• David Johnson is a strong, versatile guard who made huge strides as a floor spacer as a sophomore at Louisville. Widely regarded as one of the top-75 prospects in the high school class of 2019 following his senior year at Trinity High School (KY), Johnson emerged as an unexpected x-factor for Head Coach Chris Mack as a true freshman following a breakout performance early in ACC play last season. Scoring 6.3 points per game on the year, the Louisville native made significant strides in a bigger role as a sophomore. Averaging 12.6 points, 5.8 rebounds, and 3.2 assists per game last season, Johnson earned an All-ACC Honorable Mention nod.
• Listed at 6’5 with a strong 210-pound frame to go along with a 6’10 wingspan, Johnson has terrific size for a player who split time playing on the ball over the last two seasons. He is also a good all-around athlete showing the ability to catch and occasional lob and slide with smaller guards on the perimeter.

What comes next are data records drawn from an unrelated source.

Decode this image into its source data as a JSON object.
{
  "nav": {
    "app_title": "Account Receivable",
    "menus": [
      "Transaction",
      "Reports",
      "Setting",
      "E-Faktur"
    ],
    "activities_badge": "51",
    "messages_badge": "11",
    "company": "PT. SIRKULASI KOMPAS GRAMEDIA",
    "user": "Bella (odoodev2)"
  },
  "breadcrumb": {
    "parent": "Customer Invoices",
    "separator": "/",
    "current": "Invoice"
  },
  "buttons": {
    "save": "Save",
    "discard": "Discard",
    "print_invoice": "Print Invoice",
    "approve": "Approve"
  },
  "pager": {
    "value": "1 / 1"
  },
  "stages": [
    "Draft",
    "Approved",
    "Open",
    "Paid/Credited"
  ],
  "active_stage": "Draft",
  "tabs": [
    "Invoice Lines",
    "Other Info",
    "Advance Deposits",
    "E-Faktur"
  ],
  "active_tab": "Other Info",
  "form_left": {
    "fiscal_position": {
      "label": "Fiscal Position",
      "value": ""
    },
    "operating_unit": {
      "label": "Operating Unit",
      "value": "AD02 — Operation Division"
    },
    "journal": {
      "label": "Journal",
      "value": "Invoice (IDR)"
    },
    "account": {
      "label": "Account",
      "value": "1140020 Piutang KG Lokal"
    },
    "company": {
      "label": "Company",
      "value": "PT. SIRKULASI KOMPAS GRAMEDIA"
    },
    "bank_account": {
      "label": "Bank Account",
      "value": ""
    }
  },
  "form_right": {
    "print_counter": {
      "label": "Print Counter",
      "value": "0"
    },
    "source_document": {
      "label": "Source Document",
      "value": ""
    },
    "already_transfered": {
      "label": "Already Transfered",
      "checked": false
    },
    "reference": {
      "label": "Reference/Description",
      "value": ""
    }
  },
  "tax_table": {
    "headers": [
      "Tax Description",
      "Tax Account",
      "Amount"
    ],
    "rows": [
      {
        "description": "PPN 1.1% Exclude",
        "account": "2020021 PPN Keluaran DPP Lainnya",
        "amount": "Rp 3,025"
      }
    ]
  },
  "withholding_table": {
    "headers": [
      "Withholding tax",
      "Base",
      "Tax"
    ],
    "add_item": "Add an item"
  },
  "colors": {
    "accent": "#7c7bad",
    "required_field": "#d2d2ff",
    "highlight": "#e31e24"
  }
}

• Serving as the clear-cut second option for the Cardinals alongside a more dynamic scoring guard this season after playing primarily on the ball as a freshman, Johnson showed marked improvement as a floor spacer, the ability to get downhill playing with pace, and some vision as a passer. Scoring in bunches and showing intriguing creativity off the dribble in his best moments, the 20-year-old guard has significant room to improve as a pull-up jump shooter and decision-maker.
• Flashing promising versatility as his length and strength allowed him to defend multiple positions, Johnson had some strong stretches when he was dialed in last season.
Playing on and off the ball for a Louisville team that leaned heavily on its guards, Johnson did much of his scoring attacking out of ball screens and in the open floor, but it was his efficiency as a set shooter that stood out mover the course of the season.
• After looking tentative from the perimeter last season, Johnson averaged a tremendous 1.43 points per catch and shoot jump shot in the half court [96th percentile]. His ability to slide off the ball and provide spacing added a degree of versatility he lacked as a freshman. Averaging 0.44 points per dribble jump shot in the half court [9th percentile], Johnson still has clear room to grow as a jump shooter as he gets better touch on his pull-up on some attempts than others.
• Flashing some feel as a playmaker on a team that was not particularly deep with shooters, Johnson’s ability to drive and kick was nonetheless still a significant plus in spots. Able to use his frame and ability to play with pace to get downhill even as defenders played him to drive, he averaged 1.11 points per shot around the rim in the half court [47th percentile]. A creative finisher inside with soft touch on his floater and more explosiveness than one might assume, Johnson had some very strong nights creating for himself and others over his two seasons at Louisville but is still evolving as a ball handler and decision-maker.
• Possessing a very good combination or length, strength, and agility, Johnson did a nice job containing the ball as a sophomore, spent some time guarding opposing power forwards, and looked to get involved on the glass.
• Proving more disruptive and holding up better off the ball sometimes than others, Johnson still has room to mature as an all-around defender to complement his versatility.
— Profile by Synergy Sports